When it comes to real estate, we know agents influence everything from the locations a buyer considers to the type, size, and style of home they purchase. But that’s only the beginning. Not surprisingly, REALTORS®are also sought out for real estate-related services.
A survey from Campbell Communications and Inside Mortgage Finance Publications “revealed that real estate agents hold sway when it comes to choosing a lender,” said The Truth about Mortgage “In fact, the survey claims 45% of buyer decisions regarding which lender to go with are controlled or influenced by real estate agents.”
Larry Vecchio, broker of VRI Homes and founder of Homesin.com, has found this to be true in his East Coast-based real estate practices. “It would make sense that a buyer would approach their trusted real estate agent for counsel on resources like mortgage lenders, inspectors, and insurance agents,” he said.

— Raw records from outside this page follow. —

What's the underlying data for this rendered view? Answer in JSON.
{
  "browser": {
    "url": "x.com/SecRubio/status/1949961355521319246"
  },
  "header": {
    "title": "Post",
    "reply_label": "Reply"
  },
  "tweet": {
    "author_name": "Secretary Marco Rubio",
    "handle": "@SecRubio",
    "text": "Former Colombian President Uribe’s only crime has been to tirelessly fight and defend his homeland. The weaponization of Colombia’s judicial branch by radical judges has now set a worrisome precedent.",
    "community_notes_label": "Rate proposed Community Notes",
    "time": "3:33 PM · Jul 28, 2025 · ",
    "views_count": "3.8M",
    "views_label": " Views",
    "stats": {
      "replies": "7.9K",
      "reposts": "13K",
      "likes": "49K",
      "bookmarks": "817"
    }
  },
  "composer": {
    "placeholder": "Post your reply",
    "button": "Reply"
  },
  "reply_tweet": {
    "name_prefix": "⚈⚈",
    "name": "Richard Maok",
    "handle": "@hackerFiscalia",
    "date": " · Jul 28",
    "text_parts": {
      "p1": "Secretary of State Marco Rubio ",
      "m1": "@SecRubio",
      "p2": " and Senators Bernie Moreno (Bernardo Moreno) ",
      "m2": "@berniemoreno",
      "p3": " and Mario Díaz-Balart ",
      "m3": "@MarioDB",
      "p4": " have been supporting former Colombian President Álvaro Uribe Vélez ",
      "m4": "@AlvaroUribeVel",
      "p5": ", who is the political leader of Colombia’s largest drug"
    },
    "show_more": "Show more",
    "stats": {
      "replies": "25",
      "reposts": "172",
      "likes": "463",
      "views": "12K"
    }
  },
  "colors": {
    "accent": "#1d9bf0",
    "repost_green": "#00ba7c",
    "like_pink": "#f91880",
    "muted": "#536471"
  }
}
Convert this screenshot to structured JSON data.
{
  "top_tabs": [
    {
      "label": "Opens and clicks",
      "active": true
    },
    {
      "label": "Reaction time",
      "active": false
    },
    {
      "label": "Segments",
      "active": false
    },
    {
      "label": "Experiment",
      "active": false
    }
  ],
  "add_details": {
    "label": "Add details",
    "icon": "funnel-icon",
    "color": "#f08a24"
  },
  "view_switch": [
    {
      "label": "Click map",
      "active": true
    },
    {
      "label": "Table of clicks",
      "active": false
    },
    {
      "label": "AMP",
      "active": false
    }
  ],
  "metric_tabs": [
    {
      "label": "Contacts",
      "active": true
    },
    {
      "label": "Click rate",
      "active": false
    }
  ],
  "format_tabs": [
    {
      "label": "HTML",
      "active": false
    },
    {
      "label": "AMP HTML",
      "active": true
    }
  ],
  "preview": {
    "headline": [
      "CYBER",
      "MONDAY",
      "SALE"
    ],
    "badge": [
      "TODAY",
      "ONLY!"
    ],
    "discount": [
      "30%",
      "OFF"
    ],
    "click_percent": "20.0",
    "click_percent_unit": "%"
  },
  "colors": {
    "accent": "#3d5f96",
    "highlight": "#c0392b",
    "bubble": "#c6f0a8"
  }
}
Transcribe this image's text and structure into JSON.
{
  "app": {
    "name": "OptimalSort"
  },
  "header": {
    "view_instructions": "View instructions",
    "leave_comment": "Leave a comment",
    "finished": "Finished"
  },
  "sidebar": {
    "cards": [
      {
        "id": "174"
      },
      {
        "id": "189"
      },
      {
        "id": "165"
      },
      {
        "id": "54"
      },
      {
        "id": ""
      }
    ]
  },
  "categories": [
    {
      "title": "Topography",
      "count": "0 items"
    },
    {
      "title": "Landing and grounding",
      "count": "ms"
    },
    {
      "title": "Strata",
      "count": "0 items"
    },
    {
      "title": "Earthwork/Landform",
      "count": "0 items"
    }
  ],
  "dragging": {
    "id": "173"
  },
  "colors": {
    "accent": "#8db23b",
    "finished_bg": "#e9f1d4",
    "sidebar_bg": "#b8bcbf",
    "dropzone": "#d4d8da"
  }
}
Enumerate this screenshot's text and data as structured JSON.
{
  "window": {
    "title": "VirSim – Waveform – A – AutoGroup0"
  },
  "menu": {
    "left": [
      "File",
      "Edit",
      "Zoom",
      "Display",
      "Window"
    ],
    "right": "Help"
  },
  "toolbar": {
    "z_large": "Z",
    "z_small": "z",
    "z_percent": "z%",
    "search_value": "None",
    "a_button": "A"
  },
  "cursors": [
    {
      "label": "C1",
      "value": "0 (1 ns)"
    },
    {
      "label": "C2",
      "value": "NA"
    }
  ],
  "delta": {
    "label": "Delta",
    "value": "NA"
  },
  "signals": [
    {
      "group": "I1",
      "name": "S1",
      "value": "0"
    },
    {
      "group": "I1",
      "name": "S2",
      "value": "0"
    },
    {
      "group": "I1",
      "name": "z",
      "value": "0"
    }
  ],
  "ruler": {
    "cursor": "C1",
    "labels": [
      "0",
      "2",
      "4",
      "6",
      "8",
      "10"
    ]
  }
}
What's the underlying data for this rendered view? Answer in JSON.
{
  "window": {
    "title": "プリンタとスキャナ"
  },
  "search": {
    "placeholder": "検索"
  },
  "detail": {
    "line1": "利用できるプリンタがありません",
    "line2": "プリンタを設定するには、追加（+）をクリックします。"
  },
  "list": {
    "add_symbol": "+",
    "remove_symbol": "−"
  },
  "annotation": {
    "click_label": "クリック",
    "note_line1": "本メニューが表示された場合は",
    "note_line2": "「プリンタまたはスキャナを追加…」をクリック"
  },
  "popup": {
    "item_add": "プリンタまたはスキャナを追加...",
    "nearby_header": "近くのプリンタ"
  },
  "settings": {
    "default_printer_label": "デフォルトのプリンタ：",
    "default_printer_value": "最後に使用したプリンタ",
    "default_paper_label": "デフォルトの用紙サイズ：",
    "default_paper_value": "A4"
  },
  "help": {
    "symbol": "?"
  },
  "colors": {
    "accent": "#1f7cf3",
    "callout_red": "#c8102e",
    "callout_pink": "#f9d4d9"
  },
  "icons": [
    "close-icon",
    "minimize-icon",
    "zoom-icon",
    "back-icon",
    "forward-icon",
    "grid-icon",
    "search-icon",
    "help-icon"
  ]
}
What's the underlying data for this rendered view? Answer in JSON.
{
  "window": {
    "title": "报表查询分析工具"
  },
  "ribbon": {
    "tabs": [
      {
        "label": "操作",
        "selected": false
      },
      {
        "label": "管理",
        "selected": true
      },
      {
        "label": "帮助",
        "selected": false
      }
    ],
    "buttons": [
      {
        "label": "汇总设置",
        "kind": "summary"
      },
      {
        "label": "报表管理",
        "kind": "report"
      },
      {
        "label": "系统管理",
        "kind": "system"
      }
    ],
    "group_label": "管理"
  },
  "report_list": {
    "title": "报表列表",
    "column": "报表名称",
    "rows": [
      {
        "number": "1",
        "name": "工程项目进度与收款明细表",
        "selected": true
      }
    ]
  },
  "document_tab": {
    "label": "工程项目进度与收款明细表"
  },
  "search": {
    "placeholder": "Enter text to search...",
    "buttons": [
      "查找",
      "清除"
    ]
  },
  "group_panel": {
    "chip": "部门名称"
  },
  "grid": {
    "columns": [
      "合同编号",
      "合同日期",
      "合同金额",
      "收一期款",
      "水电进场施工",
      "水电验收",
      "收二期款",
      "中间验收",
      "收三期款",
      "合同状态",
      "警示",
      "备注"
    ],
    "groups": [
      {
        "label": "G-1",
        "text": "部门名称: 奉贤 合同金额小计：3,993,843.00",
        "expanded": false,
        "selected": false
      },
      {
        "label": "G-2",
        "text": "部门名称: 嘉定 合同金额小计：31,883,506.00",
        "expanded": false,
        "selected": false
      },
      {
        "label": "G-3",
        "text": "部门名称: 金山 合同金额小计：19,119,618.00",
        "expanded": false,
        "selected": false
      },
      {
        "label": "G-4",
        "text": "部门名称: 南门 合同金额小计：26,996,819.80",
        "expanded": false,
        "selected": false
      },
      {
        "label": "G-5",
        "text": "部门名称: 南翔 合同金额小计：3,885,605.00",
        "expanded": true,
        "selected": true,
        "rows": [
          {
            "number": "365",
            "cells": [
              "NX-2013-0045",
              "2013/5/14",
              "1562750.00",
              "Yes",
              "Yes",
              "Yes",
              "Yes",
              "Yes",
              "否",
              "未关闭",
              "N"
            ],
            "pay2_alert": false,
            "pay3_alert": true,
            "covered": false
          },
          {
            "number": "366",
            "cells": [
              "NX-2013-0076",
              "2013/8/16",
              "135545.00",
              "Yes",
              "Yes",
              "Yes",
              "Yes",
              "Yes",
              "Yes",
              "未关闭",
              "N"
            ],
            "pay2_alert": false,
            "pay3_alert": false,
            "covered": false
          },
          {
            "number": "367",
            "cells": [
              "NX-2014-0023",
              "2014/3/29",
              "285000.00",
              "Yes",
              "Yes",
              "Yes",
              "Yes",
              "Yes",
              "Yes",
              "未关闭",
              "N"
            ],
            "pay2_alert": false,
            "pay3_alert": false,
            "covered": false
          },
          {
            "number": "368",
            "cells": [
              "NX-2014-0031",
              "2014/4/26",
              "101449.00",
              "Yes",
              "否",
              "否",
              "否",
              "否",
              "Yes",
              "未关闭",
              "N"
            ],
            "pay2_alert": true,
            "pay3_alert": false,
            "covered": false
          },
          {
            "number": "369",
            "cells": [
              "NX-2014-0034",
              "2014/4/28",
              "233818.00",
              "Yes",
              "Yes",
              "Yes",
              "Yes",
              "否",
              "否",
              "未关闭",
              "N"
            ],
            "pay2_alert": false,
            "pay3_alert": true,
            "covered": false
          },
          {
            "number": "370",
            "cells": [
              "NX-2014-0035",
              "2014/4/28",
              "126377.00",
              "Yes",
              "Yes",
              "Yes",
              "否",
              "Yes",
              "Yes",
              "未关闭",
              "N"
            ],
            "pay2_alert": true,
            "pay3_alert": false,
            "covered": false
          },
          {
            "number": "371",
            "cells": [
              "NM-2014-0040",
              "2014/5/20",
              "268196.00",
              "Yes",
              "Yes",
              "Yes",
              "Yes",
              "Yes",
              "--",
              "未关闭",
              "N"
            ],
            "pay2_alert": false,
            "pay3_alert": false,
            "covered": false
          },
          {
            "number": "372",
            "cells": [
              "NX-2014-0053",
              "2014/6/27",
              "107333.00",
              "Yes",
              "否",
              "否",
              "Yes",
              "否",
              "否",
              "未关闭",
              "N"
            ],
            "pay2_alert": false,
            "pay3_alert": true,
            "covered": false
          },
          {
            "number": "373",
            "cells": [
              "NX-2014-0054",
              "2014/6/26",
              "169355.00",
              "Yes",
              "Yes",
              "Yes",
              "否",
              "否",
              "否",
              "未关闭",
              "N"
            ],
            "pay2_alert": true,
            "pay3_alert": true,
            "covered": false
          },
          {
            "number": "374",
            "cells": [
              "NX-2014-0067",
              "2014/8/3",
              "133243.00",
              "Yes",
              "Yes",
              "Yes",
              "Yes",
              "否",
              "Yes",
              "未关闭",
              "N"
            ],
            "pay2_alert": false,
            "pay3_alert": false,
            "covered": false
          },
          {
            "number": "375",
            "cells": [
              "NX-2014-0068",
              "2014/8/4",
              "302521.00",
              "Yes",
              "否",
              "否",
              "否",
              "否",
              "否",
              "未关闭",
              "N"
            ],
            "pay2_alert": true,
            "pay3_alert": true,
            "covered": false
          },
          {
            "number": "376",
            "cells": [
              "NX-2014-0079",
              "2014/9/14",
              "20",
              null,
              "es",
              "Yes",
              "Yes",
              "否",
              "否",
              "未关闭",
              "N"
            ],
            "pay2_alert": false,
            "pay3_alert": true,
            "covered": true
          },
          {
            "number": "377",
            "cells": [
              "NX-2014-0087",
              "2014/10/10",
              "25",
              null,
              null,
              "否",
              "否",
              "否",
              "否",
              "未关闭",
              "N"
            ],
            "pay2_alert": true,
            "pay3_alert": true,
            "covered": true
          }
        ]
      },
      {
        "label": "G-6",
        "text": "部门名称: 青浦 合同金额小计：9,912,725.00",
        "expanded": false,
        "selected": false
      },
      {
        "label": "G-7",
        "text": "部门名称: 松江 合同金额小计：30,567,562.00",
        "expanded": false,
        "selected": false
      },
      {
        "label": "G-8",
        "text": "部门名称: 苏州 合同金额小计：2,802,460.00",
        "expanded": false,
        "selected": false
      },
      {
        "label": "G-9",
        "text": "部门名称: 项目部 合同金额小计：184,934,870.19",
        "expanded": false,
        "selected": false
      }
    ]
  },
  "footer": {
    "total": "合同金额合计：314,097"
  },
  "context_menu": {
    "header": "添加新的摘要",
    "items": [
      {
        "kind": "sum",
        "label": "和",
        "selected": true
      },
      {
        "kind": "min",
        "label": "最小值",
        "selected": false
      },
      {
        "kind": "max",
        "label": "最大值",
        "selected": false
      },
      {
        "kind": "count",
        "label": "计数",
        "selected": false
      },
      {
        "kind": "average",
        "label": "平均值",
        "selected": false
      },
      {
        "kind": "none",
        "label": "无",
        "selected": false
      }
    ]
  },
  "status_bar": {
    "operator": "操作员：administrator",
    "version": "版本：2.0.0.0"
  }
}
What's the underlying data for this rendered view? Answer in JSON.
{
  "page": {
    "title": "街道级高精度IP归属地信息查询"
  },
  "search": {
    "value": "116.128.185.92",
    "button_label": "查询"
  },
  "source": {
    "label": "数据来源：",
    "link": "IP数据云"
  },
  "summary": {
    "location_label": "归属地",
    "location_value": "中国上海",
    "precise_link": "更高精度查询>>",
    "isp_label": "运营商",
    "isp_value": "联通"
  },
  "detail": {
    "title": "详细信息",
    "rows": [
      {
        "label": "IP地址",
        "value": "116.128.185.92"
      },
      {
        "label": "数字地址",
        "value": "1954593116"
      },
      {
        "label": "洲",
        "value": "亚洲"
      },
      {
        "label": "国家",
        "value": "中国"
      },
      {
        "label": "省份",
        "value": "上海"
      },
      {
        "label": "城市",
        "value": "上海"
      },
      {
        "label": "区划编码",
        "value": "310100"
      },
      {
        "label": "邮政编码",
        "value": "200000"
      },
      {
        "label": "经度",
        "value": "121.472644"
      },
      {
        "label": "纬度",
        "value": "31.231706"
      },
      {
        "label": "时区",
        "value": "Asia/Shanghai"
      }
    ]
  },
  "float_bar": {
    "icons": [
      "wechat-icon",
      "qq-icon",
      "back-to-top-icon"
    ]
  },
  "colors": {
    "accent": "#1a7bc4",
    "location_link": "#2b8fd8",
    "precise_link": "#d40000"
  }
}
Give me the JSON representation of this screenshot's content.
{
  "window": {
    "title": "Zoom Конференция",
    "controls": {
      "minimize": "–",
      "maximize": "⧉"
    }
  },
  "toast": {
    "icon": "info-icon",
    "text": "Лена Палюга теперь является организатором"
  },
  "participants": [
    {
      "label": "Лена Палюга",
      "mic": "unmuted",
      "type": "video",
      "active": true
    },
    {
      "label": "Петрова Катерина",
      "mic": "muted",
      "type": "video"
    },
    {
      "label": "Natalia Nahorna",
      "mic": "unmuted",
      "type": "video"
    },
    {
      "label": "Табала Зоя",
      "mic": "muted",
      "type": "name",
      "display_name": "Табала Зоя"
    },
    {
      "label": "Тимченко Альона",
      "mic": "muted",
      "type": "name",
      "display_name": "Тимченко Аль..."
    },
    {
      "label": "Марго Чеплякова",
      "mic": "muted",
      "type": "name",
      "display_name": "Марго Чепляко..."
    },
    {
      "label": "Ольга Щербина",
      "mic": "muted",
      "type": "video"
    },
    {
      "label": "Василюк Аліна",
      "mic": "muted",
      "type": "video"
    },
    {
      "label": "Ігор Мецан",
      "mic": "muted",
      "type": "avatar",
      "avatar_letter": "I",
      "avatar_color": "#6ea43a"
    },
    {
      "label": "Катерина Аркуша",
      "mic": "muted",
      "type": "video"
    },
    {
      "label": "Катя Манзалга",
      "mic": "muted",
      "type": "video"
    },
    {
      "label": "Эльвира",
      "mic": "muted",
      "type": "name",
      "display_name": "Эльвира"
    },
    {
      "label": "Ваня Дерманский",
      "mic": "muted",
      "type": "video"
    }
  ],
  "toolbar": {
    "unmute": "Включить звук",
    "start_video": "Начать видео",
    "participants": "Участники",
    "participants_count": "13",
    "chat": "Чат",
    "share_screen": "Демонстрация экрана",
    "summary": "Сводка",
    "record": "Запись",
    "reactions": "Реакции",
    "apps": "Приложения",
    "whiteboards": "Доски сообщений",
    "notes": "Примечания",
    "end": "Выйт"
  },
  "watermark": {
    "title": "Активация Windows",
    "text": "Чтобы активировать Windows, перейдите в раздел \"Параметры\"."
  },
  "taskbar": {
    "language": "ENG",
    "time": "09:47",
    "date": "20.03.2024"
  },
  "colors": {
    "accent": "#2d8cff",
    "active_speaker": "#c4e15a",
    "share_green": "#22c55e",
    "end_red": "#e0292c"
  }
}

A lively conversation on Zillow’s advice thread tackled the question of whether a buyer should use the home inspector that was recommended by a client’s real estate agent. While opinions were mixed, the common sense response was: If you trust your real estate agent, you should trust their recommendations.
A trusted expert
For many real estate professionals, the trust factor extends beyond industry-related factors, allowing agents to exert influence over a wide range of factors.
“We probably refer three to five things to every client – contractors, oil tanks, cable companies. Even local restaurants we recommend,” said Vecchio.
Vecchio established Surf Your Town, with community websites in every town served by his companies that list preferred vendors and allow clients to find recommended businesses ranging from banks to bed & breakfasts and carpet cleaners to chiropractors close to home.
“People consider us a community expert, so they ask for recommendations all the time. The percentage who take our recommendations is probably 80% or higher. If they ask us for a referral, they’re at least going to follow up. That’s the trust level we’ve established within our communities.”
Today, building that trust is about service, but it’s also about knowledge. Moving from one house to another, even if it’s just next door, could trigger a need to seek out new utilities; people who are moving to another city or state, typically need more guidance in this area. Who better to turn to than their real estate agent, whose job it is – quite literally – to know the ins and outs of the area.
If you think this isn’t an important factor for buyers, consider the story of “Seth.” This work-from-home software engineer bought a house in Kitsap County, Washington after extensive research into the available Internet in his neighborhood, according to Ars TECHNICA. The story of how he was repeatedly foiled in his attempt to secure said Internet service is maddening, but the bottom line: Unable to get what he needed, Seth chose to sell his new home after just two months.
The upshot for agents is: It pays to be someone who’s keyed in to what’s available in their target neighborhoods and able to serve their clients as an area expert. Some agents have even had great success by promoting the high-speed services offered at a specific address for a tech-savvy clientele.
The science behind referrals
Referrals are nothing new. Pre-Internet, referrals were one of the main sources consumers had to find an agent, a doctor, a tailor, or a house painter. But the ability to do a Google search and find anything they need in a couple of clicks has not lowered the likelihood that people will follow the referral given to them by a friend, colleague, family member, or real estate agent.
A study on Media Post shows that “59% of people consult friends and family for purchasing decisions – and that, even given a recommendation, they are likely to do further research,” said Conversion XL. Tech company Vendasta reports that “more than 88% of online shoppers incorporate reviews into their purchase decision.”
What that means for agents is that clients will ask around when they’re looking for you, and then they’ll look to you for whatever else they need. The experience you provide matters, and your influence goes far beyond which neighborhood they should buy in.
Especially if it’s a neighborhood that doesn’t offer high-speed Internet